(EXERCISE PROMPT): Set down each record below precisely, skipping the pictures.

(SUPPLIED ENTRIES):
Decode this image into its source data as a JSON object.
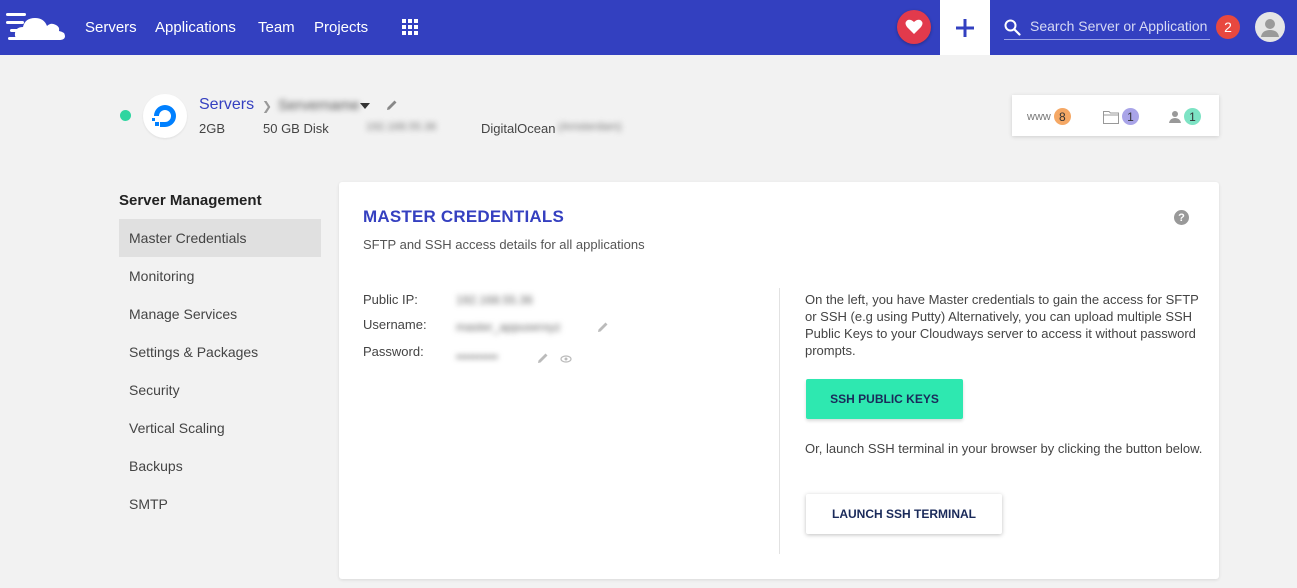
{
  "nav": {
    "items": [
      "Servers",
      "Applications",
      "Team",
      "Projects"
    ],
    "search_placeholder": "Search Server or Application",
    "notification_count": "2"
  },
  "server": {
    "breadcrumb_root": "Servers",
    "name": "Servername",
    "size": "2GB",
    "disk": "50 GB Disk",
    "ip": "192.168.55.36",
    "provider": "DigitalOcean",
    "location": "(Amsterdam)",
    "status_color": "#2ed5a0"
  },
  "stats": {
    "www_label": "www",
    "www_count": "8",
    "folders_count": "1",
    "users_count": "1"
  },
  "sidebar": {
    "title": "Server Management",
    "items": [
      "Master Credentials",
      "Monitoring",
      "Manage Services",
      "Settings & Packages",
      "Security",
      "Vertical Scaling",
      "Backups",
      "SMTP"
    ],
    "active": "Master Credentials"
  },
  "card": {
    "title": "MASTER CREDENTIALS",
    "subtitle": "SFTP and SSH access details for all applications",
    "labels": {
      "public_ip": "Public IP:",
      "username": "Username:",
      "password": "Password:"
    },
    "values": {
      "public_ip": "192.168.55.36",
      "username": "master_appuserxyz",
      "password": "••••••••••"
    },
    "info": "On the left, you have Master credentials to gain the access for SFTP or SSH (e.g using Putty) Alternatively, you can upload multiple SSH Public Keys to your Cloudways server to access it without password prompts.",
    "ssh_keys_button": "SSH PUBLIC KEYS",
    "or_text": "Or, launch SSH terminal in your browser by clicking the button below.",
    "terminal_button": "LAUNCH SSH TERMINAL"
  },
  "colors": {
    "topbar": "#3340c0",
    "accent": "#3540c0",
    "primary_button": "#2ee8b0",
    "heart": "#e23a4c",
    "notification": "#e8483f"
  }
}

(REPLY TO THE EXERCISE):
Decode this image into its source data as a JSON object.
{
  "nav": {
    "items": [
      "Servers",
      "Applications",
      "Team",
      "Projects"
    ],
    "search_placeholder": "Search Server or Application",
    "notification_count": "2"
  },
  "server": {
    "breadcrumb_root": "Servers",
    "name": "Servername",
    "size": "2GB",
    "disk": "50 GB Disk",
    "ip": "192.168.55.36",
    "provider": "DigitalOcean",
    "location": "(Amsterdam)",
    "status_color": "#2ed5a0"
  },
  "stats": {
    "www_label": "www",
    "www_count": "8",
    "folders_count": "1",
    "users_count": "1"
  },
  "sidebar": {
    "title": "Server Management",
    "items": [
      "Master Credentials",
      "Monitoring",
      "Manage Services",
      "Settings & Packages",
      "Security",
      "Vertical Scaling",
      "Backups",
      "SMTP"
    ],
    "active": "Master Credentials"
  },
  "card": {
    "title": "MASTER CREDENTIALS",
    "subtitle": "SFTP and SSH access details for all applications",
    "labels": {
      "public_ip": "Public IP:",
      "username": "Username:",
      "password": "Password:"
    },
    "values": {
      "public_ip": "192.168.55.36",
      "username": "master_appuserxyz",
      "password": "••••••••••"
    },
    "info": "On the left, you have Master credentials to gain the access for SFTP or SSH (e.g using Putty) Alternatively, you can upload multiple SSH Public Keys to your Cloudways server to access it without password prompts.",
    "ssh_keys_button": "SSH PUBLIC KEYS",
    "or_text": "Or, launch SSH terminal in your browser by clicking the button below.",
    "terminal_button": "LAUNCH SSH TERMINAL"
  },
  "colors": {
    "topbar": "#3340c0",
    "accent": "#3540c0",
    "primary_button": "#2ee8b0",
    "heart": "#e23a4c",
    "notification": "#e8483f"
  }
}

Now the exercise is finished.